Task material START

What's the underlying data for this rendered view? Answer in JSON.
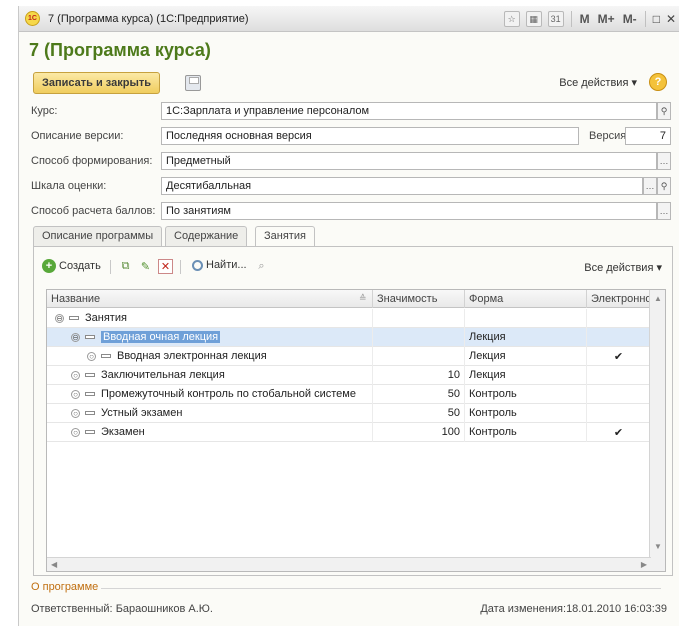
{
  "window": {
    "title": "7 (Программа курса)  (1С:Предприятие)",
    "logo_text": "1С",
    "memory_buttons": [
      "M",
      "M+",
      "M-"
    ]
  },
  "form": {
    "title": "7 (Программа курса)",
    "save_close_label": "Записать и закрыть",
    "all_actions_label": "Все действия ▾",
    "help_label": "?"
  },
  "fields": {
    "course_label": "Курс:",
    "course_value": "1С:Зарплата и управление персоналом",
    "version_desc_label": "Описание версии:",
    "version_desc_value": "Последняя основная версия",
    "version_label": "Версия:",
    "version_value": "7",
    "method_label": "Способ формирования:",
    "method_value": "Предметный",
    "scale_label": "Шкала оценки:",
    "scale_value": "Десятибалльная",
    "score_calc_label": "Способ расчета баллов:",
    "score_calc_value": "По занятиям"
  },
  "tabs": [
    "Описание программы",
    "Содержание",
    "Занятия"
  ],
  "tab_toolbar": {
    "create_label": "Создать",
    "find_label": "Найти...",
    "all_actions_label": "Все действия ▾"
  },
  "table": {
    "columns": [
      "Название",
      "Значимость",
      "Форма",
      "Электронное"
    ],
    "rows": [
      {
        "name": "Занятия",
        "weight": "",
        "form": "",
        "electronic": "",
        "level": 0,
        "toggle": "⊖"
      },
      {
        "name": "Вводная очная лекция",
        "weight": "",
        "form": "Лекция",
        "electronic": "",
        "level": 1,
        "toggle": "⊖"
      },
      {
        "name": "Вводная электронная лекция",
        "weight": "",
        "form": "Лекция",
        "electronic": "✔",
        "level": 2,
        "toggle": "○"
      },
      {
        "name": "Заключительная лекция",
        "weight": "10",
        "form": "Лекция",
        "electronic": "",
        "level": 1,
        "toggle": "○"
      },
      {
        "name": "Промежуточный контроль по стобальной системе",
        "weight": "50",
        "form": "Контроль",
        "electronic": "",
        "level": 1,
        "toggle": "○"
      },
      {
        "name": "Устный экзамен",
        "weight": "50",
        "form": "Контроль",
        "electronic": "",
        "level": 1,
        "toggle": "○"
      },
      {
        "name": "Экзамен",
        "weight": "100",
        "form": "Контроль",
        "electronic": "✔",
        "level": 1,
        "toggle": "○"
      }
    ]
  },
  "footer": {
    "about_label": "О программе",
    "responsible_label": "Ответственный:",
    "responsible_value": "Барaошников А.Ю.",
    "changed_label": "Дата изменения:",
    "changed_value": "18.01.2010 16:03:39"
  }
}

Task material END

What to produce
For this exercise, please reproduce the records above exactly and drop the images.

Solved exercise
What's the underlying data for this rendered view? Answer in JSON.
{
  "window": {
    "title": "7 (Программа курса)  (1С:Предприятие)",
    "logo_text": "1С",
    "memory_buttons": [
      "M",
      "M+",
      "M-"
    ]
  },
  "form": {
    "title": "7 (Программа курса)",
    "save_close_label": "Записать и закрыть",
    "all_actions_label": "Все действия ▾",
    "help_label": "?"
  },
  "fields": {
    "course_label": "Курс:",
    "course_value": "1С:Зарплата и управление персоналом",
    "version_desc_label": "Описание версии:",
    "version_desc_value": "Последняя основная версия",
    "version_label": "Версия:",
    "version_value": "7",
    "method_label": "Способ формирования:",
    "method_value": "Предметный",
    "scale_label": "Шкала оценки:",
    "scale_value": "Десятибалльная",
    "score_calc_label": "Способ расчета баллов:",
    "score_calc_value": "По занятиям"
  },
  "tabs": [
    "Описание программы",
    "Содержание",
    "Занятия"
  ],
  "tab_toolbar": {
    "create_label": "Создать",
    "find_label": "Найти...",
    "all_actions_label": "Все действия ▾"
  },
  "table": {
    "columns": [
      "Название",
      "Значимость",
      "Форма",
      "Электронное"
    ],
    "rows": [
      {
        "name": "Занятия",
        "weight": "",
        "form": "",
        "electronic": "",
        "level": 0,
        "toggle": "⊖"
      },
      {
        "name": "Вводная очная лекция",
        "weight": "",
        "form": "Лекция",
        "electronic": "",
        "level": 1,
        "toggle": "⊖"
      },
      {
        "name": "Вводная электронная лекция",
        "weight": "",
        "form": "Лекция",
        "electronic": "✔",
        "level": 2,
        "toggle": "○"
      },
      {
        "name": "Заключительная лекция",
        "weight": "10",
        "form": "Лекция",
        "electronic": "",
        "level": 1,
        "toggle": "○"
      },
      {
        "name": "Промежуточный контроль по стобальной системе",
        "weight": "50",
        "form": "Контроль",
        "electronic": "",
        "level": 1,
        "toggle": "○"
      },
      {
        "name": "Устный экзамен",
        "weight": "50",
        "form": "Контроль",
        "electronic": "",
        "level": 1,
        "toggle": "○"
      },
      {
        "name": "Экзамен",
        "weight": "100",
        "form": "Контроль",
        "electronic": "✔",
        "level": 1,
        "toggle": "○"
      }
    ]
  },
  "footer": {
    "about_label": "О программе",
    "responsible_label": "Ответственный:",
    "responsible_value": "Барaошников А.Ю.",
    "changed_label": "Дата изменения:",
    "changed_value": "18.01.2010 16:03:39"
  }
}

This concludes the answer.